Candice Leigh: The more you explore and figure out what you like and pleases you, the easier it will be to either communicate, ask for it or to have sex in a way that you enjoy. 2. Our sexuality is incredibly fluid and our desires and interests will certainly be fluid and change, so exploring it all allows you to have more choices. I've explored having one monogamous partner, three casual partners, having sex with just men, having sex with just women, celibacy for long stretches at a time, sexual encounters only with fellow sexuality experts and researchers (solely for learning), sex with love, sex without love, incredibly creative solo self-pleasuring, BDSM… OMG, so many options! 3. Embodiment practices such as yoga and studying Tantra has been incredibly helpful for me to feel more in my body and to be able to feel more in sex. It has also taught me to trust my body; its instinctual movements help me to breathe and open up to more and more pleasure. It's also given me great insight into how other people’s bodies, movements and breath influence their sexual lives.

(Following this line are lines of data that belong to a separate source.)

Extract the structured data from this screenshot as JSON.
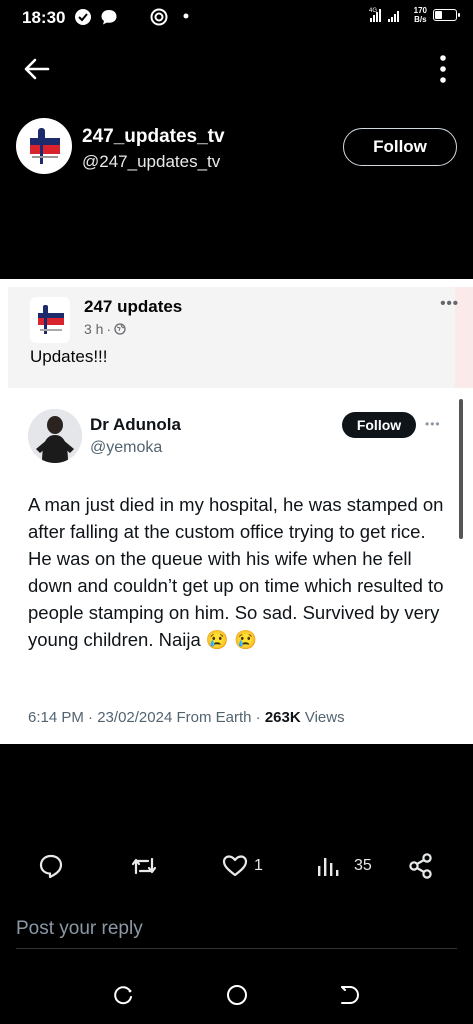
{
  "status_bar": {
    "time": "18:30",
    "network_speed": "170",
    "network_unit": "B/s",
    "network_type": "4G",
    "battery_level": 0.35,
    "icons": [
      "notification-badge-icon",
      "chat-bubble-icon",
      "sync-app-icon",
      "dot-icon",
      "signal-icon",
      "battery-icon"
    ]
  },
  "header": {
    "back_icon": "arrow-left-icon",
    "more_icon": "more-vertical-icon"
  },
  "profile": {
    "name": "247_updates_tv",
    "handle": "@247_updates_tv",
    "follow_label": "Follow"
  },
  "media": {
    "facebook_post": {
      "page_name": "247 updates",
      "time": "3 h",
      "text": "Updates!!!",
      "more": "•••"
    },
    "tweet": {
      "author_name": "Dr Adunola",
      "author_handle": "@yemoka",
      "follow_label": "Follow",
      "more": "•••",
      "body": "A man just died in my hospital, he was stamped on after falling at the custom office trying to get rice. He was on the queue with his wife when he fell down and couldn’t get up on time which resulted to people stamping on him. So sad. Survived by very young children. Naija 😢 😢",
      "time": "6:14 PM",
      "date": "23/02/2024",
      "source": "From Earth",
      "views_count": "263K",
      "views_label": "Views"
    }
  },
  "actions": {
    "reply_icon": "reply-icon",
    "repost_icon": "repost-icon",
    "like_icon": "heart-icon",
    "like_count": "1",
    "views_icon": "analytics-icon",
    "views_count": "35",
    "share_icon": "share-icon"
  },
  "reply": {
    "placeholder": "Post your reply"
  },
  "system_nav": {
    "recents_icon": "recents-icon",
    "home_icon": "home-icon",
    "back_icon": "back-icon"
  },
  "colors": {
    "background": "#000000",
    "text_primary": "#e7e9ea",
    "text_secondary": "#8b98a5",
    "tweet_text": "#0f1419",
    "tweet_muted": "#536471",
    "logo_red": "#d9232d",
    "logo_navy": "#1d2a6b"
  }
}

Goddess Aviva Diamond: Make sure you are checking in regularly with your body: tracking periods, noticing discharge, checking for breast lumps, etc. Noticing an abnormality early on and getting medical attention if necessary can make a huge difference. It's all about knowing your body and its processes. 2. Play with and explore self-pleasure. Know how to bring yourself to orgasm and practice it regularly. If you can’t get yourself off, don't expect someone else to be able to. 3. Good ol' fashioned diet and exercise! Stop putting toxic shit in your body and expecting to feel good or sexy. You need to eat a balanced, nutritional diet to be in tip-top shape in and out of the bedroom. Exercise also really helps with energy, stamina, flexibility, mood, etc. Taking care of your body is part of taking care of your mind. I always have a higher libido when I'm getting regular exercise. (Of course, sex can be a great way to get the heart pumping!) [Author’s note: It is equally important for those who identify as men to check for scrotal lumps, breast lumps or any abnormality. Get to know your body.]

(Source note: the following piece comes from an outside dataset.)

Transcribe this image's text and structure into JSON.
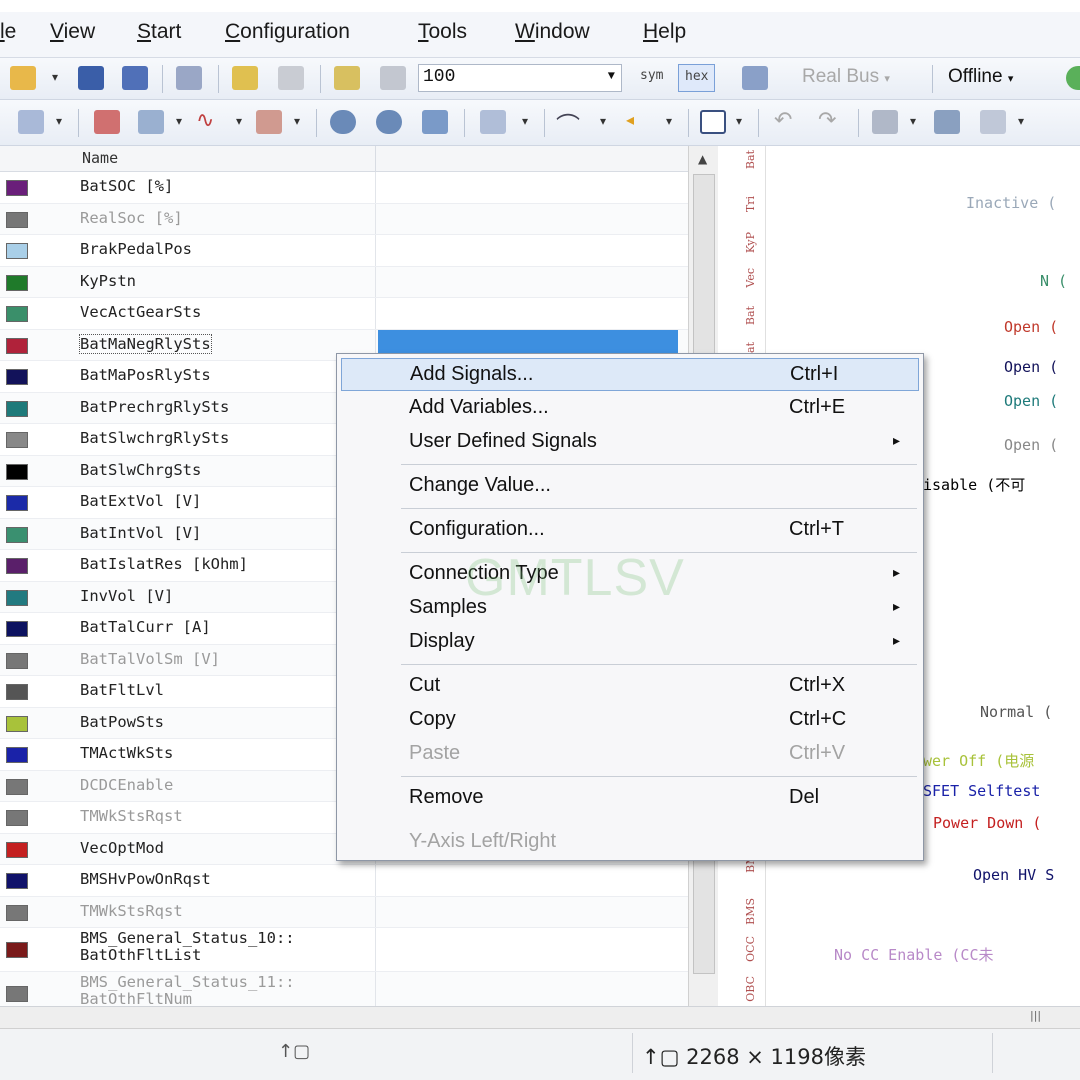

Goddess Lola Jean: We’re talking about gender identity at younger and younger ages, which is awesome. We still can’t put them in a box sexually, but we can provide examples and options, [for example] how some trans-men refer to their penis as a clit and stimulate it as so. It’s important to address ALL of these things and normalize them, because anything you omit or leave out is more likely to become playground teasing.

I also teach masturbation and oral sex workshops and when we can co-ed environments we like to remind everyone that even if there are penis/penis or vulva/vulva couples, the types of touch are very similar and can be applied to any genital. The male and female sex organs come from the same part of the embryo so there are many similarities to begin with: shaft, foreskin, frenulum, head…

Bryan Stacy: Ask anyone, “What do you find the sexiest in another human?” Most people say “confidence” or a variation thereof, which is impossible without being comfortable in our own bodies. Forget sex education, and let’s talk about embodiment; let’s talk about getting in touch with ourselves, and learning how we operate internally.

This isn’t taught in schools and isn’t something most people start to experience until later in life. Sex Ed needs to start with embodiment, so we can learn to love ourselves, learn to emotionally connect with our wants and desires, and learn the empathy, respect and boundaries that are necessary to make Sex Ed what it needs to be. Through comfort with ourselves, we can begin to solve the discomfort we have with others.

Without confidence, it’s easy to slip into bad behavior and defense mechanisms like sexual harassment, misogynistic comments, and unhealthy/unfair sexual practices.